Task directions →
Among the lines of the records below, copy those that hold the word "time".

Data for this task →
▬▬▬

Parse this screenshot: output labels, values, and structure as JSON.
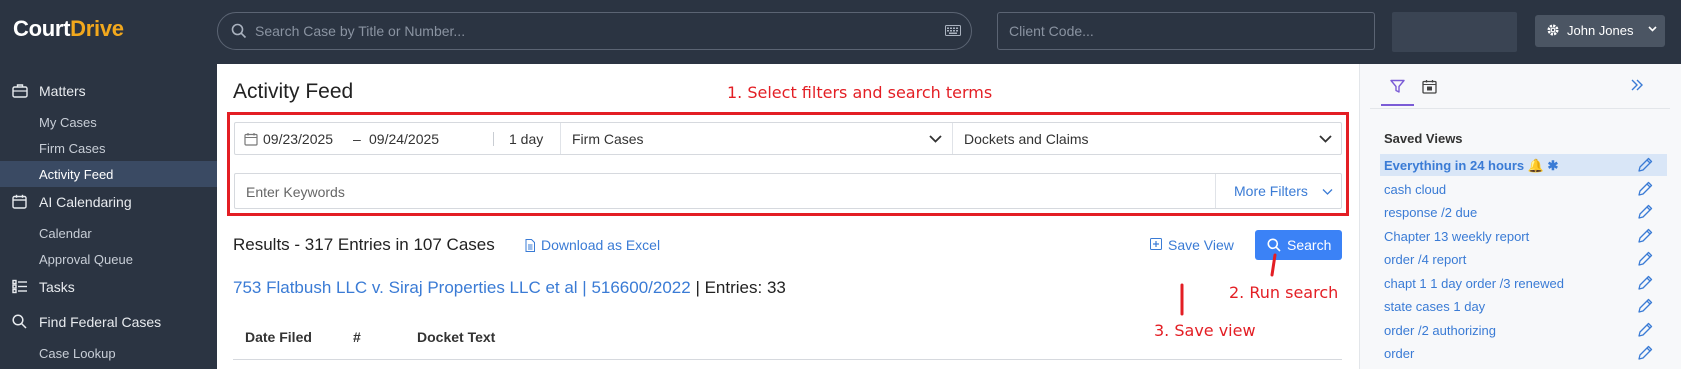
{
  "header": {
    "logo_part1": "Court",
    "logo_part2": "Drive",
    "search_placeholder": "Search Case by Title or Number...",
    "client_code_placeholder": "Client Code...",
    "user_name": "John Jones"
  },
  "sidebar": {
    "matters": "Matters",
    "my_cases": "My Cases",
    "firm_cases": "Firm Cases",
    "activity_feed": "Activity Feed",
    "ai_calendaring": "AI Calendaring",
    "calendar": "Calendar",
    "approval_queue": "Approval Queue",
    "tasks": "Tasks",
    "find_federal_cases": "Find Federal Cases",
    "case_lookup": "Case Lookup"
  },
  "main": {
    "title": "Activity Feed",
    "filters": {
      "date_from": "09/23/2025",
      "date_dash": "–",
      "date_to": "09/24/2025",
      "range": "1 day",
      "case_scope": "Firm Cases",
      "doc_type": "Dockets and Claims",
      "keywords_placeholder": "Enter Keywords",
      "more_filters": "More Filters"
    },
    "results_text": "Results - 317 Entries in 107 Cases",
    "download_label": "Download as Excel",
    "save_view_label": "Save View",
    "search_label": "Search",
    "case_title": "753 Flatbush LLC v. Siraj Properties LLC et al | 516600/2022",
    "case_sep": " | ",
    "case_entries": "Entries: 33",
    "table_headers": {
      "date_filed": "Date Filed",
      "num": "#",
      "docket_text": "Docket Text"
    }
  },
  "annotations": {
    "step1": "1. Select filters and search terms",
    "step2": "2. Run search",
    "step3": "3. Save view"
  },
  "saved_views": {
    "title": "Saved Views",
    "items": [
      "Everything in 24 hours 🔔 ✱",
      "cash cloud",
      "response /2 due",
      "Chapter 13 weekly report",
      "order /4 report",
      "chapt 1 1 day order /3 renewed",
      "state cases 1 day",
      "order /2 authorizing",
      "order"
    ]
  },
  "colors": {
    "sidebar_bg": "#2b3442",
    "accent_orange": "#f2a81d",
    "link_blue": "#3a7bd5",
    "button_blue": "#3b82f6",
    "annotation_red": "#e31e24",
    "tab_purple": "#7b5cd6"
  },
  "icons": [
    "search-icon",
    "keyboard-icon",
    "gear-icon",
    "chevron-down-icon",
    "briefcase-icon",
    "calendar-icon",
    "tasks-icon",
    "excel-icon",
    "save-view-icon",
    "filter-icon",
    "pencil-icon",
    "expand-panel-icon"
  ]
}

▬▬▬

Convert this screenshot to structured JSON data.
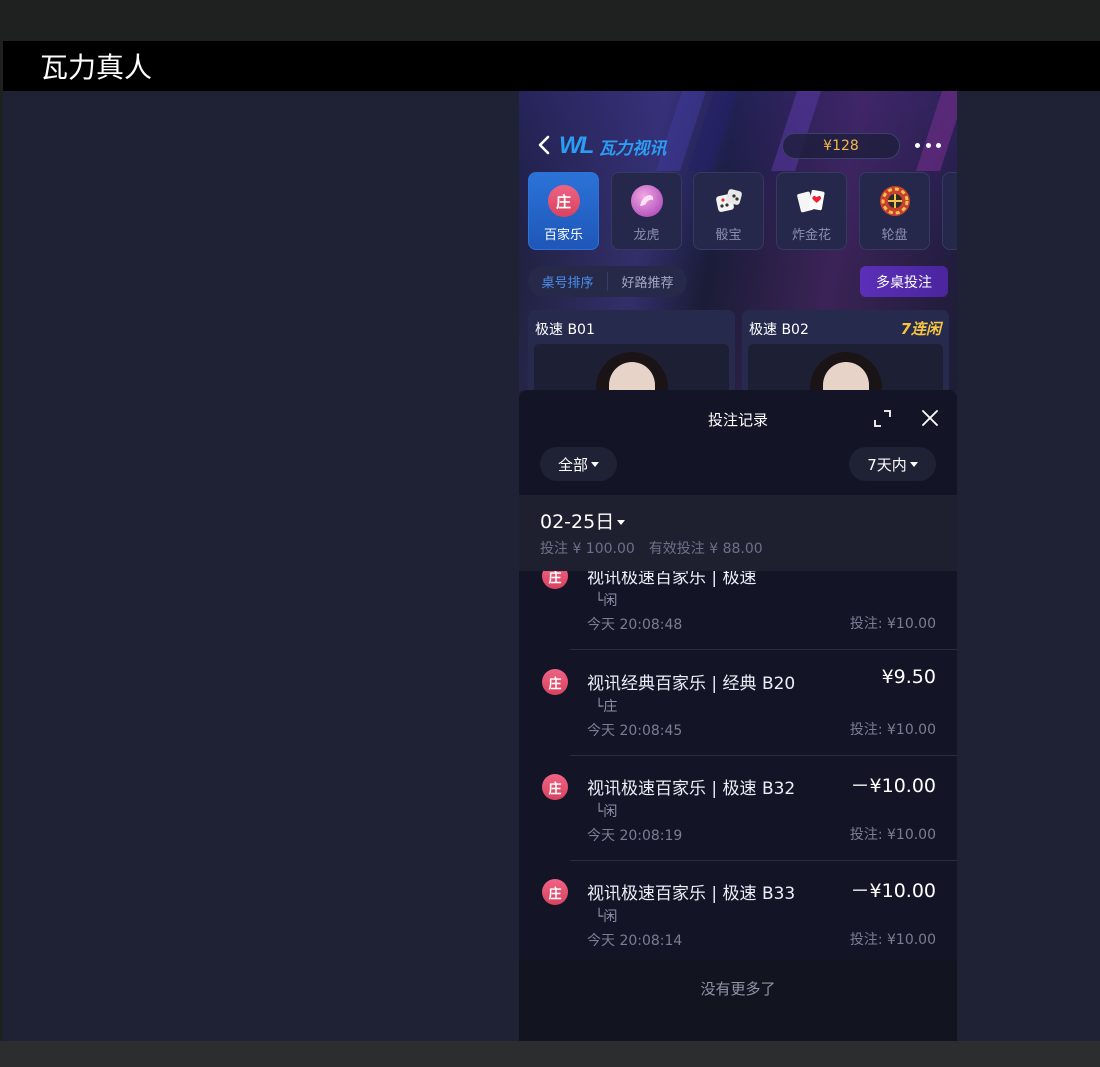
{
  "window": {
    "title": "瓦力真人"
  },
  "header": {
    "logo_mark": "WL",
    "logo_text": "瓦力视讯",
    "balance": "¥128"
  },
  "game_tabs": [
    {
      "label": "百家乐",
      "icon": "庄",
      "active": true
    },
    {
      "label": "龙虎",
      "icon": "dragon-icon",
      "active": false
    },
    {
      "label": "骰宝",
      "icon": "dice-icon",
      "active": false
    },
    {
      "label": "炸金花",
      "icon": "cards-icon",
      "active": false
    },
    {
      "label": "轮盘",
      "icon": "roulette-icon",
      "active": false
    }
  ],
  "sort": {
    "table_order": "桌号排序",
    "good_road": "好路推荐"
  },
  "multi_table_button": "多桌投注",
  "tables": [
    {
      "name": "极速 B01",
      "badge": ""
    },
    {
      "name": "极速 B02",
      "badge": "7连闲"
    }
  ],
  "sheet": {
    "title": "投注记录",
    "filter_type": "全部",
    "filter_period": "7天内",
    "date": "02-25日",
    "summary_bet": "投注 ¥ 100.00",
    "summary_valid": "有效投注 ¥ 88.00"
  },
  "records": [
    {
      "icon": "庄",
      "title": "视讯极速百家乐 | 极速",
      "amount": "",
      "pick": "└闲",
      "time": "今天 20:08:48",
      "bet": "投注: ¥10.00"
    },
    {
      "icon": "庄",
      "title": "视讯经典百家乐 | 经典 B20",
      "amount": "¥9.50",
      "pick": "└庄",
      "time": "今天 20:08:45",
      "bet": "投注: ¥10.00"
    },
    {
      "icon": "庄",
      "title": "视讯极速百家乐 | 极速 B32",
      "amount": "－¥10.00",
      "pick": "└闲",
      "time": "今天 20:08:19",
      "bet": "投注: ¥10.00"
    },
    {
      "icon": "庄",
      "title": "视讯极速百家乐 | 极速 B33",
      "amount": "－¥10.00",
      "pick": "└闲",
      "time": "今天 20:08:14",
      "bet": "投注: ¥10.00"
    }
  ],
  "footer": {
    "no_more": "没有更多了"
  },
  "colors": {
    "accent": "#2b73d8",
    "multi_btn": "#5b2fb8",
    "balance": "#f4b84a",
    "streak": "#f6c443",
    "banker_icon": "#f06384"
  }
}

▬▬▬

Answer section →
      "time": "今天 20:08:48",
      "time": "今天 20:08:45",
      "time": "今天 20:08:19",
      "time": "今天 20:08:14",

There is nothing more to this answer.